**Task objective**
Search the entries for the word "email" and report each line that has it.

------------------------

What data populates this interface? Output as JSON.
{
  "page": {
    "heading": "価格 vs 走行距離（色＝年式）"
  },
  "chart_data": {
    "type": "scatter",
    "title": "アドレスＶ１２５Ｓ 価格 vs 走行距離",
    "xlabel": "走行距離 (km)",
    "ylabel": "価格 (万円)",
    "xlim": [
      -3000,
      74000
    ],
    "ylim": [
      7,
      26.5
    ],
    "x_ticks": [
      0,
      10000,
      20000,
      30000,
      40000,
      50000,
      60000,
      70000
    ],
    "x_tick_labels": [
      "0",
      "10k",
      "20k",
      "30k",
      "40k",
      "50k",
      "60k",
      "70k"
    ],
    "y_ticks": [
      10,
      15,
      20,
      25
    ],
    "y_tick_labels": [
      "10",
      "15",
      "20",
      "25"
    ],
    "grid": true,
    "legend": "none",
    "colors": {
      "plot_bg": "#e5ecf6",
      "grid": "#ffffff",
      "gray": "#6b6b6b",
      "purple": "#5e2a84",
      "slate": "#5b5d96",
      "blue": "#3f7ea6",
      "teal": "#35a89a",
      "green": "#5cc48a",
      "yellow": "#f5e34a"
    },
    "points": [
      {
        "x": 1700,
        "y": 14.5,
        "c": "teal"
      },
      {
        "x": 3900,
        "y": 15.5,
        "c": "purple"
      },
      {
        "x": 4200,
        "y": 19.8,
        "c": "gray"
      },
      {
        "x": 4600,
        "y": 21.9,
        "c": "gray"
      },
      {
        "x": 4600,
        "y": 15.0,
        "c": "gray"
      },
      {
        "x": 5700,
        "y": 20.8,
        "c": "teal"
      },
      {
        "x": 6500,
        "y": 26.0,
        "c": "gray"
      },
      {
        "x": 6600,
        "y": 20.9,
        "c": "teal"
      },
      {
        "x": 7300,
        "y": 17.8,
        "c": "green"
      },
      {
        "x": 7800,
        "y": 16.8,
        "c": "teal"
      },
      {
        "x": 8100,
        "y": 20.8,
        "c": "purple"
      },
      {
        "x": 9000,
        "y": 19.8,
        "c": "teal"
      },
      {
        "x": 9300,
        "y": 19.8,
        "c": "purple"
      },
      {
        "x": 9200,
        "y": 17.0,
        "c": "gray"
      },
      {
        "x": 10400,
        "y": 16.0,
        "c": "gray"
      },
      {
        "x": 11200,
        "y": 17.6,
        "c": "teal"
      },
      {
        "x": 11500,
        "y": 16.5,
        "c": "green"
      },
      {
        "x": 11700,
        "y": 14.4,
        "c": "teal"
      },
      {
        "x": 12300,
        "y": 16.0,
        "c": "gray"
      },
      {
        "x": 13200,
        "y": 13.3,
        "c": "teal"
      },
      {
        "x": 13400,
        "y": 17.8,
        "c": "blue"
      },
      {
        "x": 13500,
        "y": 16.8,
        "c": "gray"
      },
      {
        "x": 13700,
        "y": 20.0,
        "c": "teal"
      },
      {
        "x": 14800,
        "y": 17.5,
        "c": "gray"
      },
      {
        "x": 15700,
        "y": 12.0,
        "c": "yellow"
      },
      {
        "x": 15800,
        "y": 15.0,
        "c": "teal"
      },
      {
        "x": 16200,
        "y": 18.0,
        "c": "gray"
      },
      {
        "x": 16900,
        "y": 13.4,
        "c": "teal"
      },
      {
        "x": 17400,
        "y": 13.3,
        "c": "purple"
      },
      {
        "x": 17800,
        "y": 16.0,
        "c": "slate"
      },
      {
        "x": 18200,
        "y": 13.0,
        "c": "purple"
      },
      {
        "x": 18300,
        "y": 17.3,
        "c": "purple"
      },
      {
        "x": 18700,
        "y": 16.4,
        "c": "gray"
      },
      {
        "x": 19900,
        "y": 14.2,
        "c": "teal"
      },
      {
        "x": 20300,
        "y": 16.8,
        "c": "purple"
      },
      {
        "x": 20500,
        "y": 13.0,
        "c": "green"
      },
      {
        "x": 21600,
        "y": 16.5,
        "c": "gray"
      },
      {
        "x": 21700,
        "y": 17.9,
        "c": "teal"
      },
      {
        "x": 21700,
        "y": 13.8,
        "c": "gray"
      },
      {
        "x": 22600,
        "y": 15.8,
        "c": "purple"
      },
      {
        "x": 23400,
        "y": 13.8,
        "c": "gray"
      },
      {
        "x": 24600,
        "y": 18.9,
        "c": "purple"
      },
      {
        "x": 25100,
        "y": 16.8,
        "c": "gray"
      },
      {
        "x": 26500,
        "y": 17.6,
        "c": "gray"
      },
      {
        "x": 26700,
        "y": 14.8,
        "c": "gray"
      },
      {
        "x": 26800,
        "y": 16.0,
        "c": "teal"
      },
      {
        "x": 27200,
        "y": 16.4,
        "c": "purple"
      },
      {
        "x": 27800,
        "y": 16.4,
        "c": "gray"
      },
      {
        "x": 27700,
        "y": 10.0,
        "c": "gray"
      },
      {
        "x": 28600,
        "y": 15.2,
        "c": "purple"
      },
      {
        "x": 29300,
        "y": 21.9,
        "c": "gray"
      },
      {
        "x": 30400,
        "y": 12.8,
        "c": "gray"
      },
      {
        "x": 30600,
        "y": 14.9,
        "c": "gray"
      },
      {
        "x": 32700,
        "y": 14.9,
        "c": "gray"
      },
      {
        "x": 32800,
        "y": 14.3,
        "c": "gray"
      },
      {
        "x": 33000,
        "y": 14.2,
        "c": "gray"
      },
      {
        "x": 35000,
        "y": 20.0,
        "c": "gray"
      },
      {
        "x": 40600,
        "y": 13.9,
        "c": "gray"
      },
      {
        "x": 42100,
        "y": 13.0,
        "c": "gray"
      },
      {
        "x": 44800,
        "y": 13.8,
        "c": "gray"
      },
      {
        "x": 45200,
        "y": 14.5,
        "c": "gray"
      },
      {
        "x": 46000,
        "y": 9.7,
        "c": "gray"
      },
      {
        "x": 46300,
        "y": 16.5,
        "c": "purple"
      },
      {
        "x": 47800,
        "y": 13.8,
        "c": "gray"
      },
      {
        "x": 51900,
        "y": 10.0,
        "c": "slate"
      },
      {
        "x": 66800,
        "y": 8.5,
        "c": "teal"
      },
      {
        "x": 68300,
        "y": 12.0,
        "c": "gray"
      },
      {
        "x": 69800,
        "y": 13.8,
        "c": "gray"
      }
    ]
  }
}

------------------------

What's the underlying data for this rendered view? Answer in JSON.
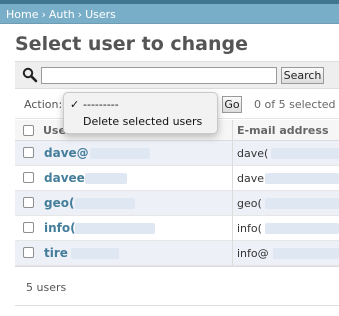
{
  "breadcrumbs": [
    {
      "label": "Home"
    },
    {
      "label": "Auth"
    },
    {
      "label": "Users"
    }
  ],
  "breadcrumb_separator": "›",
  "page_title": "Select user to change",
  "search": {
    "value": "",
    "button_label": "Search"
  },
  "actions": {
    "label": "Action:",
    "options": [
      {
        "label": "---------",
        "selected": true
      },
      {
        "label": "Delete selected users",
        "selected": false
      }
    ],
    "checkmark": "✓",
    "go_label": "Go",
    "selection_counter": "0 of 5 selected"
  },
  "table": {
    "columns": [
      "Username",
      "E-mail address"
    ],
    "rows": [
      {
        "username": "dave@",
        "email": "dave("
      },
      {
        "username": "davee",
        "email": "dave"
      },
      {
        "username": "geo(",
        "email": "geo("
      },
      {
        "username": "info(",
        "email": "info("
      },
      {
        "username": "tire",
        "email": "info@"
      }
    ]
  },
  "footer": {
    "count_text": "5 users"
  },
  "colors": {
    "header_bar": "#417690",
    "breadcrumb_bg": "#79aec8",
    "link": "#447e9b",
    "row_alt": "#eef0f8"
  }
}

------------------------

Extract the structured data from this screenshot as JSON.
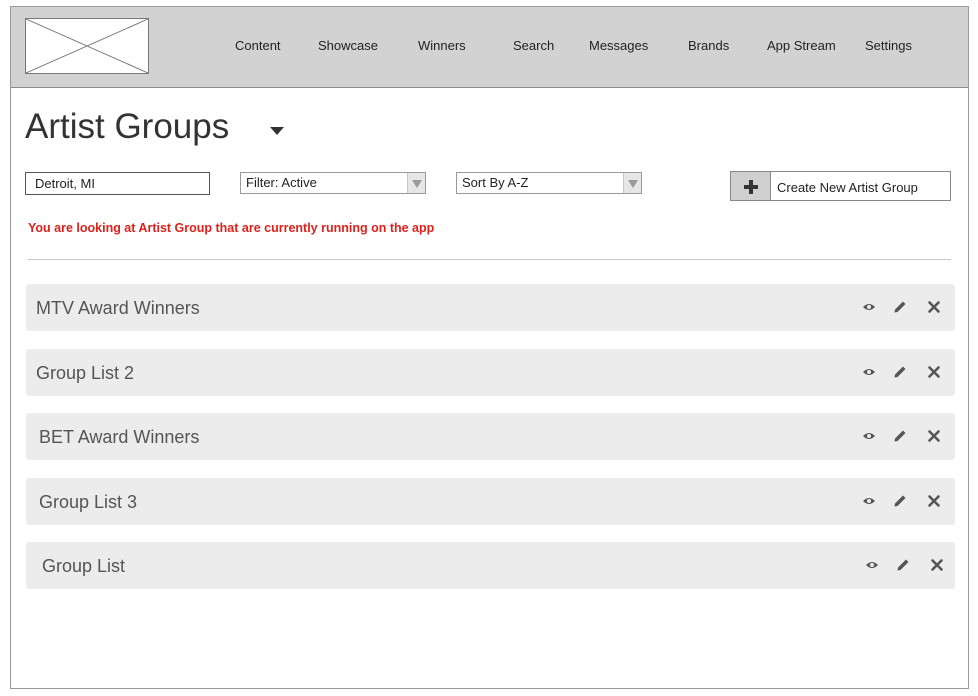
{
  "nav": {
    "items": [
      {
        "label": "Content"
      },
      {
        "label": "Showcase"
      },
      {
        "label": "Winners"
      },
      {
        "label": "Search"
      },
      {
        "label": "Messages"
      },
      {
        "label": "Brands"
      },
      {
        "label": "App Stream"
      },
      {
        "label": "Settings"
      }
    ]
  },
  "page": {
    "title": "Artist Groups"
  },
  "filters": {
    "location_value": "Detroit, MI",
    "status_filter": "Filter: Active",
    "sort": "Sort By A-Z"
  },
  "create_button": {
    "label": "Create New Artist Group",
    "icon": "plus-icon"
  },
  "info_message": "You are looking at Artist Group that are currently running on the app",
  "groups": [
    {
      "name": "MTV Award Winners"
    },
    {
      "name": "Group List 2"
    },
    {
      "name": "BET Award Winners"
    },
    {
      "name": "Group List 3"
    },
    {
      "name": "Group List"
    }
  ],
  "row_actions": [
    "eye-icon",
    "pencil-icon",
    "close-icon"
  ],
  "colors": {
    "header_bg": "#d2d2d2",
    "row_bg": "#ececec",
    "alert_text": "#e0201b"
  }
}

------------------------

**Reply to the exercise**
        "email": "dave("
        "email": "dave"
        "email": "geo("
        "email": "info("
        "email": "info@"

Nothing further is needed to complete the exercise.